SACRAMENTO - A U.S. judge on Tuesday temporarily blocked a California law aimed at forcing President Donald Trump to release his personal income tax returns in order to appear on the 2020 primary ballot.
U.S. District Judge Morrison C. England Jr. issued a written opinion saying the law, which was cosponsored by state Sen. Mike McGuire, D-Healdsburg, likely violates the U.S. Constitution.
The law requires candidates for president or governor to file copies of their personal income tax returns dating back five years with the California secretary of state’s office. If they refuse, they could not appear on the state’s primary ballot. The law would not have applied to general elections.
Democratic Gov. Gavin Newsom said he signed the law because California has a “special responsibility” to hold candidates to high ethical standards. The Trump campaign sued, arguing the law seeks to add another qualification for running for president, something state governments don’t have the authority to do.
In his ruling, England wrote the state’s concerns are “both legitimate and understandable,” highlighting that candidates have offered “unnecessary and irrelevant excuses for shielding the public from such information.”
“It is not the job of the courts, however, to decide whether a tax return disclosure requirement is good policy or makes political sense,” wrote England, who was appointed by former Republican President George W. Bush.
California Secretary of State Alex Padilla said he will appeal the ruling.
McGuire criticized Tuesday’s ruling.
“The judge got it wrong.
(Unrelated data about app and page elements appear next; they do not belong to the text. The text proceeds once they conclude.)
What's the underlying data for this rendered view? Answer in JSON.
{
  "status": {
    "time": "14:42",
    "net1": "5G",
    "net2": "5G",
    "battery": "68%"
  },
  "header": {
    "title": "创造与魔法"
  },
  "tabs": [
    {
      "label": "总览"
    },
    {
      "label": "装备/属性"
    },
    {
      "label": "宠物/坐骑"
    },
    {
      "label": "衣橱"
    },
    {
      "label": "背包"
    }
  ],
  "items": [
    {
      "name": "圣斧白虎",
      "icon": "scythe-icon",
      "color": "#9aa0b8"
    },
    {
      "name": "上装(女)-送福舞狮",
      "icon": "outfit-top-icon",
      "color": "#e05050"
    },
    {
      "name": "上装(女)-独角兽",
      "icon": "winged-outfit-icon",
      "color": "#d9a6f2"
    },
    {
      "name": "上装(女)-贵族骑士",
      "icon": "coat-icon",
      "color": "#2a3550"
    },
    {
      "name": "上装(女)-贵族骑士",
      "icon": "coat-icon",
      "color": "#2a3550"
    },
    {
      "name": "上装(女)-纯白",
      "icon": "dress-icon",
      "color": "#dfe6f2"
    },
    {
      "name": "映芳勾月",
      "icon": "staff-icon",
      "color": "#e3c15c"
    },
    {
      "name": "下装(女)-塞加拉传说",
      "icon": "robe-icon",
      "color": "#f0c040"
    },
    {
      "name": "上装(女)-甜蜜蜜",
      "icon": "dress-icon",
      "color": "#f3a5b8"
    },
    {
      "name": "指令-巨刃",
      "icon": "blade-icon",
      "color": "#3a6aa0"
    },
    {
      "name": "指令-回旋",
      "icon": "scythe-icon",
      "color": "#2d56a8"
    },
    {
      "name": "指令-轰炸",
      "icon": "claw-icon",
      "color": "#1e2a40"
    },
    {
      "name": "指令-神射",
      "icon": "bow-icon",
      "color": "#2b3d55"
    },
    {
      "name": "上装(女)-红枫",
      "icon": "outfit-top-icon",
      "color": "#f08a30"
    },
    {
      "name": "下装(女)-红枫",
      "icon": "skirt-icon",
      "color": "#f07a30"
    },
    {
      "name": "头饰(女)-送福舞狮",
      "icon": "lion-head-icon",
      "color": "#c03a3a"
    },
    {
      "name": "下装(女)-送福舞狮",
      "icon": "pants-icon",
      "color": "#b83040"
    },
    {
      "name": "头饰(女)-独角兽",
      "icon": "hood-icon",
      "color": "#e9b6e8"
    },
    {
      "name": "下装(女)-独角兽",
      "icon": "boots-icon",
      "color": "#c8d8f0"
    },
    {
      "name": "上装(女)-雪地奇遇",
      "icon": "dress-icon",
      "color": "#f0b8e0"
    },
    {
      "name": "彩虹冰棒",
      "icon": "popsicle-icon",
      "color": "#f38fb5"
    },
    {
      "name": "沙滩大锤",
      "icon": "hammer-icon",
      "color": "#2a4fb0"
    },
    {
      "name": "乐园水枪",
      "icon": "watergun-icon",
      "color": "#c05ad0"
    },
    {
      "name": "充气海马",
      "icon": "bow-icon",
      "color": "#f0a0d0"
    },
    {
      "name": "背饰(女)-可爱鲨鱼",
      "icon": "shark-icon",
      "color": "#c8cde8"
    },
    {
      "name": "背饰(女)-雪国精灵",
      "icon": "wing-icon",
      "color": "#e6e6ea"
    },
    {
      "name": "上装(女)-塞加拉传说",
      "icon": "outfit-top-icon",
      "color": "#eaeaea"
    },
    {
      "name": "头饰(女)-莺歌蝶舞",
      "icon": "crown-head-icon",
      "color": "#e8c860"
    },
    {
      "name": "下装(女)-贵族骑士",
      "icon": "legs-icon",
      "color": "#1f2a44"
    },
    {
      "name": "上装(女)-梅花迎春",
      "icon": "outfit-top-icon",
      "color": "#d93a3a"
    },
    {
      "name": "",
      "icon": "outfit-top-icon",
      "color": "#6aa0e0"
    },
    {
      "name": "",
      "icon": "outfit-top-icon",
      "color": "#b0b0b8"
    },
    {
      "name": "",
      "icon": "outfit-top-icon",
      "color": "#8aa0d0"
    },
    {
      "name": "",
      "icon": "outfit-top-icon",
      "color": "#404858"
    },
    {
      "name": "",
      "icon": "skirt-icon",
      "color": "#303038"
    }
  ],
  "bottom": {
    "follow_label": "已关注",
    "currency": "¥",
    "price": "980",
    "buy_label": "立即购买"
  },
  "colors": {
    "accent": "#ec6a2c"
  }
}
Some of the brightest constitutional minds in the nation have been very clear that this law will withstand a constitutional test.”